Here, the depositions taken of those who were defrauded by falsified loan documents and closings provided that they never met nor spoke with Lee Gross and that his relationship with Trusted Title, Garcia's company, was unknown. Rather, assumptions were made that Gross owned the company and/or was affiliated with the company because the checks appeared to come from Lee Gross, P.A. Therefore, while the trial court concluded that the evidence proved that fraud occurred through unauthorized loan documents, there are existent facts which should be considered by a jury to determine whether Gross and Gross, P.A. were involved in the scam that is the underlying issue of this case.

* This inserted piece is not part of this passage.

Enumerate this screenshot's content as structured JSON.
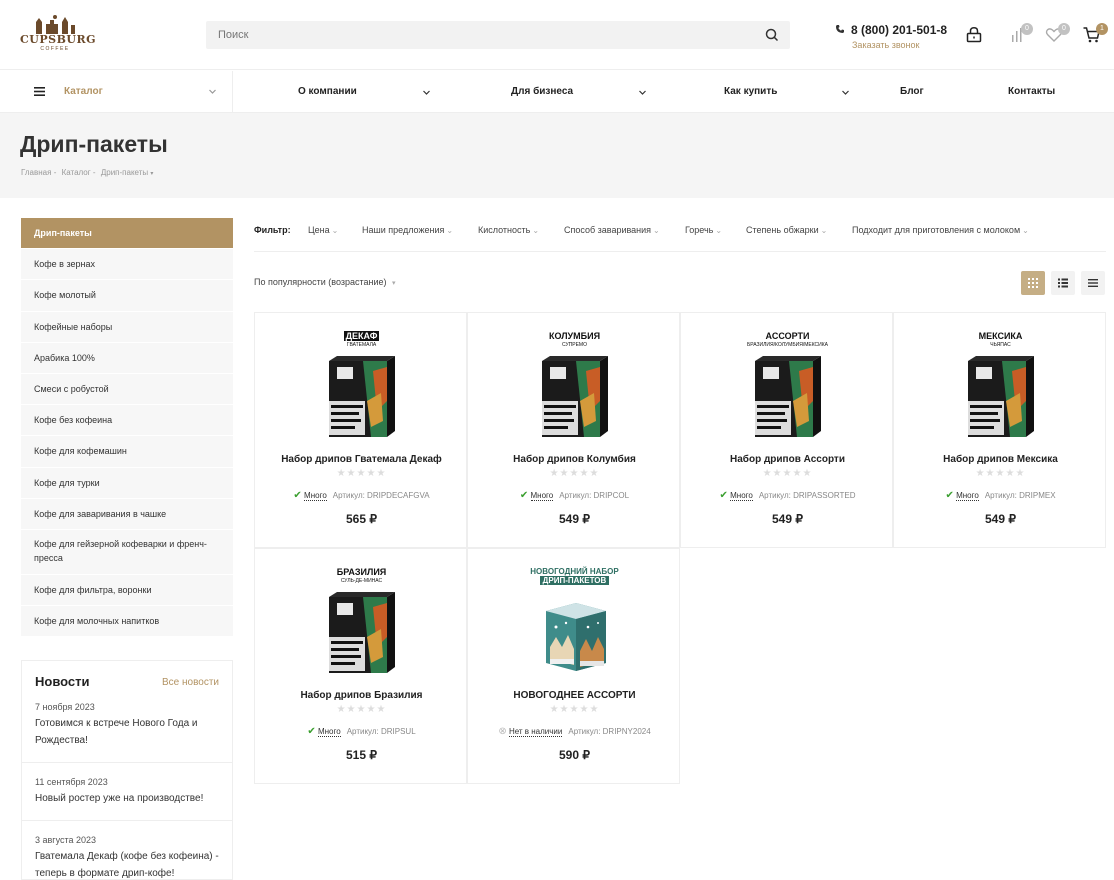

Gross and Gross, P.A. further contended that the request for admissions was never served upon them. Gross and Gross P.A. also alleged that they informed Home Loan that the request for admissions was never received, but no attempt was made by Home Loan to serve the request, even with that information. Florida Rule of Civil Procedure 1.370 provides that a “matter is admitted unless the party to whom the request is directed serves upon the party requesting the admission a written answer or objection addressed to the matter within 30 days after service of the request․” Fla. R. Civ. P. 1.370(a). This court has held that technical admissions cannot be used to support final summary judgment if the record contains evidence which contradicts the technical admissions. Sterling v. City of W. Palm Beach, 595 So.2d 284, 285 (Fla. 4th DCA 1992).
It appears the trial court never resolved the issue of whether Gross was served with the request for admissions when the court relied on the technical admissions in reaching its decision. The final judgment specifically stated that Gross' failure to respond to the admissions played a role in the decision of the trial court to grant summary judgment; however, it was not the sole reason for the decision. The final judgment provided that the court considered pleadings and depositions of several victims of fraudulent transactions, as well as affidavits and technical admissions, in reaching its decision to grant summary judgment. If any technical admissions were contradicted by the other evidence in the record, those admissions must not have been used to support summary judgment.
Based on the language in the final judgment and the record as presented to this court, issues of material fact remained in dispute, such as Gross and Gross, P.A'.s knowledge of the activities, the authenticity of Lee Gross' signatures, and his participation in the fraudulent transactions. Thus, it was improper for the court to grant summary judgment without a jury first making findings regarding the genuine issues of material fact which remained in existence. We therefore reverse the trial court's decision to grant summary judgment in favor of Home Loan and hold that the trial court erred in its decision.
GROSS and CONNER, JJ., concur.